Wednesday, August 12, 2009
Captain Bill's Inland Blue Hole
Small Hope Bay Lodge took 15 guests and two car loads 20 minutes down the road and into the inland Andros to visit Captain Bill’s Fresh water inland Blue Hole.
Blue Holes are submarine cave systems. Their name is derived from the fact that when viewed from the air, they often have a deep blue color--deeper and bluer than the waters that surround them. To understand their formation, one needs to go back to the beginning of the Bahama Islands themselves, back over 150 million years ago when marine sediments began to accumulate in the warm shallow seas of the tropical Atlantic. (The origins of the name Bahamas is from the Spanish words Baja Mar, meaning shallow sea). It was during this time that early corals began to colonize along the banks of sediment. These tiny corals slowly grew to form a fringing reef, which eventually solidified into limestone barriers, which in turn acted as retaining walls, trapping the sediments. Andros Island has over 350 known inland and ocean blue holes.
You can take the plunge from 15 feet off the dock to cannonball into the freshwater, or walk down the dock and slip right in. Many of the guests enjoyed their afternoon jumping, swimming and keeping their eyes peeled for the legendary Lusca. The Lusca is a old myth of a half-octopus half-shark monster that lives in the Blue Hole, this kept many of the children on the island from diving too deep into the water, so their parents could keep an eye on them! Although no Lusca was spotted the guests enjoyed their afternoon of swimming, and their cannonball competition where eleven-year-old Isabella beat everyone with her record of 46 cannonballs off the dock!

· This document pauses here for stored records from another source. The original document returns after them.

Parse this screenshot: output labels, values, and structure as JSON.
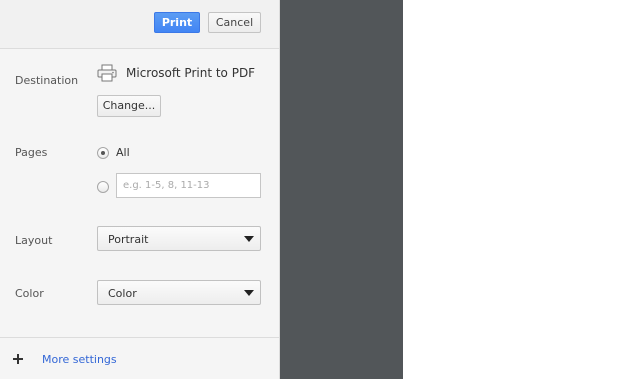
{
  "header": {
    "print_label": "Print",
    "cancel_label": "Cancel"
  },
  "destination": {
    "label": "Destination",
    "printer_name": "Microsoft Print to PDF",
    "printer_icon": "printer-icon",
    "change_label": "Change..."
  },
  "pages": {
    "label": "Pages",
    "all_label": "All",
    "all_selected": true,
    "custom_placeholder": "e.g. 1-5, 8, 11-13",
    "custom_value": ""
  },
  "layout": {
    "label": "Layout",
    "value": "Portrait"
  },
  "color": {
    "label": "Color",
    "value": "Color"
  },
  "footer": {
    "more_settings_label": "More settings",
    "expand_icon": "plus-icon"
  },
  "colors": {
    "primary_button": "#4285f4",
    "link": "#3367d6",
    "preview_background": "#525659",
    "sidebar_background": "#f5f5f5"
  }
}
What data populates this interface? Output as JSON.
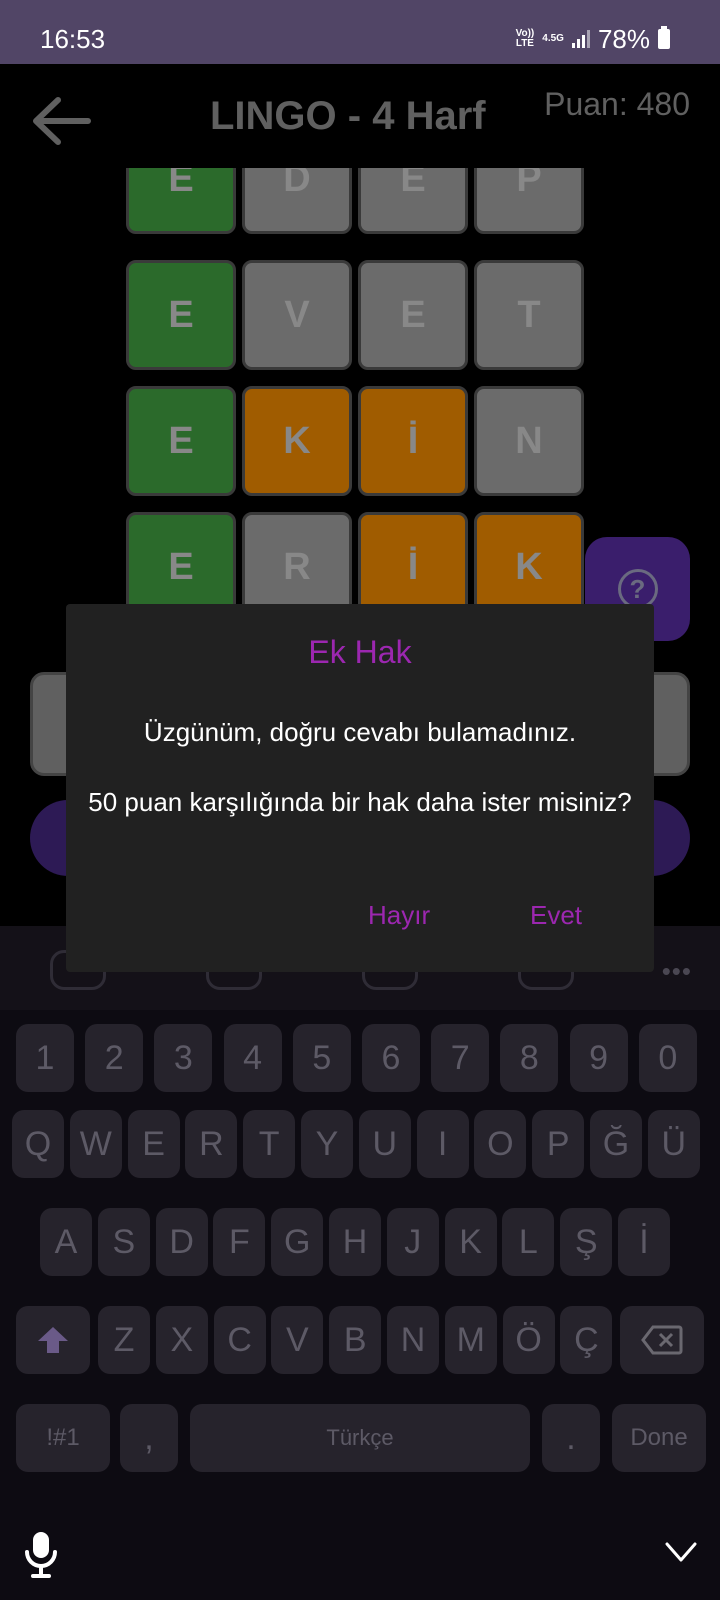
{
  "status_bar": {
    "time": "16:53",
    "network_top": "Vo))",
    "network_bottom": "LTE",
    "network_type": "4.5G",
    "battery": "78%"
  },
  "header": {
    "title": "LINGO - 4 Harf",
    "score": "Puan: 480",
    "back_icon": "arrow-left-icon"
  },
  "board": {
    "rows": [
      [
        {
          "letter": "E",
          "state": "green"
        },
        {
          "letter": "D",
          "state": "gray"
        },
        {
          "letter": "E",
          "state": "gray"
        },
        {
          "letter": "P",
          "state": "gray"
        }
      ],
      [
        {
          "letter": "E",
          "state": "green"
        },
        {
          "letter": "V",
          "state": "gray"
        },
        {
          "letter": "E",
          "state": "gray"
        },
        {
          "letter": "T",
          "state": "gray"
        }
      ],
      [
        {
          "letter": "E",
          "state": "green"
        },
        {
          "letter": "K",
          "state": "orange"
        },
        {
          "letter": "İ",
          "state": "orange"
        },
        {
          "letter": "N",
          "state": "gray"
        }
      ],
      [
        {
          "letter": "E",
          "state": "green"
        },
        {
          "letter": "R",
          "state": "gray"
        },
        {
          "letter": "İ",
          "state": "orange"
        },
        {
          "letter": "K",
          "state": "orange"
        }
      ]
    ],
    "help_label": "?"
  },
  "dialog": {
    "title": "Ek Hak",
    "message": "Üzgünüm, doğru cevabı bulamadınız.",
    "question": "50 puan karşılığında bir hak daha ister misiniz?",
    "no_label": "Hayır",
    "yes_label": "Evet"
  },
  "keyboard": {
    "row_numbers": [
      "1",
      "2",
      "3",
      "4",
      "5",
      "6",
      "7",
      "8",
      "9",
      "0"
    ],
    "row_q": [
      "Q",
      "W",
      "E",
      "R",
      "T",
      "Y",
      "U",
      "I",
      "O",
      "P",
      "Ğ",
      "Ü"
    ],
    "row_a": [
      "A",
      "S",
      "D",
      "F",
      "G",
      "H",
      "J",
      "K",
      "L",
      "Ş",
      "İ"
    ],
    "row_z": [
      "Z",
      "X",
      "C",
      "V",
      "B",
      "N",
      "M",
      "Ö",
      "Ç"
    ],
    "symbols_label": "!#1",
    "comma_label": ",",
    "space_label": "Türkçe",
    "period_label": ".",
    "done_label": "Done"
  },
  "colors": {
    "green": "#2b6a2b",
    "gray": "#6b6b6b",
    "orange": "#a05c00",
    "accent": "#9c27b0",
    "status_bar": "#514566"
  }
}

Afterwards everyone came back to Small Hope to watch a slideshow of pictures from their afternoon adventure! Follow this link to watch some cannonball action, the reaction and the excitement from Captain Bill’s Blue Hole. Pin It Now!